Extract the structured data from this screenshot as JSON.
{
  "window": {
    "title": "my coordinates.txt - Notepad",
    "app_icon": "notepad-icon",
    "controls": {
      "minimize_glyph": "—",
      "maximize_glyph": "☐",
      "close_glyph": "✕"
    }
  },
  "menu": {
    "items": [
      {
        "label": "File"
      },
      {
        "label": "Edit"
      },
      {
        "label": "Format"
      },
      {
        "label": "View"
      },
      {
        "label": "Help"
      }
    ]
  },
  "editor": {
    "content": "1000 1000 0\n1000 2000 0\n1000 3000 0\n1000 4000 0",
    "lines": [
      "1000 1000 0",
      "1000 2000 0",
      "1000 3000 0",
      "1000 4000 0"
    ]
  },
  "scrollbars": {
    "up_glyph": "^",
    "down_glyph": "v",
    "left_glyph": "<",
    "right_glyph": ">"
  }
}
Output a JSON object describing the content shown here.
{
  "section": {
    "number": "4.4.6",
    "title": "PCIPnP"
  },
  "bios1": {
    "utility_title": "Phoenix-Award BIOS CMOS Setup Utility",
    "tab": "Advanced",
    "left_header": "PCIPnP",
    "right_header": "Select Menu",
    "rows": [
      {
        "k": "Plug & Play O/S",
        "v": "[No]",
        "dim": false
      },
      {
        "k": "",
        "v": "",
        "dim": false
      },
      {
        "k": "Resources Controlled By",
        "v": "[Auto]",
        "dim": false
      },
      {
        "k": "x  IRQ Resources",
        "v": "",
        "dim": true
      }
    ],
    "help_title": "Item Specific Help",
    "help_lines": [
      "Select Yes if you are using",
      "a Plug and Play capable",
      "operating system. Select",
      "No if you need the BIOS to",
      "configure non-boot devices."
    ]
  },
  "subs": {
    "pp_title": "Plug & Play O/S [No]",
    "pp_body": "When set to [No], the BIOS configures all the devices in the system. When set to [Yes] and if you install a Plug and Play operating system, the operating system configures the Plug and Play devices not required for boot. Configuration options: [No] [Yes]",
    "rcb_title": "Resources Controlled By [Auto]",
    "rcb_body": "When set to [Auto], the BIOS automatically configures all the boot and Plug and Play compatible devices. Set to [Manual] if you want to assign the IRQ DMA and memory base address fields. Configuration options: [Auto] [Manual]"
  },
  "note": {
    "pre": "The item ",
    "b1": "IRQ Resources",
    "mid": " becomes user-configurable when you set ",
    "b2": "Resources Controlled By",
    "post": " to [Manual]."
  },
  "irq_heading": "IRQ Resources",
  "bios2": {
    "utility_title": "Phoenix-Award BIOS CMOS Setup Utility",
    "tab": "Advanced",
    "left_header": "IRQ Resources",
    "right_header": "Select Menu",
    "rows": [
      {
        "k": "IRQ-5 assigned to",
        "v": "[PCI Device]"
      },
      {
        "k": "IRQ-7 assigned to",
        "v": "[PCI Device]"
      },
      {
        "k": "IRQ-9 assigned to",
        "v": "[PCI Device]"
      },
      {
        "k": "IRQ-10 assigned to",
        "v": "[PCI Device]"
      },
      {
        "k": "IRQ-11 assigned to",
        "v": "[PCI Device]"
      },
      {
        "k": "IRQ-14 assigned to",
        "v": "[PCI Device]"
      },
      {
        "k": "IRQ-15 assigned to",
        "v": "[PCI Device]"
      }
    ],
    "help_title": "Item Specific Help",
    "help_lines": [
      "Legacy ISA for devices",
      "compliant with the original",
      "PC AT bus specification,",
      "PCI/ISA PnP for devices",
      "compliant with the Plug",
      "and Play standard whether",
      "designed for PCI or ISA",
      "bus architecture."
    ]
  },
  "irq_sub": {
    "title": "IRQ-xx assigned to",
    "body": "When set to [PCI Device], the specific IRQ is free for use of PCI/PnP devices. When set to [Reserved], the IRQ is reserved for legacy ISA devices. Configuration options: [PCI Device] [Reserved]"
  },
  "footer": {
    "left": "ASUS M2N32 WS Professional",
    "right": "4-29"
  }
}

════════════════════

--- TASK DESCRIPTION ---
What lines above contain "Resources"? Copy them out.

--- OUTPUT ---
        "k": "Resources Controlled By",
        "k": "x  IRQ Resources",
    "rcb_title": "Resources Controlled By [Auto]",
    "b1": "IRQ Resources",
    "b2": "Resources Controlled By",
  "irq_heading": "IRQ Resources",
    "left_header": "IRQ Resources",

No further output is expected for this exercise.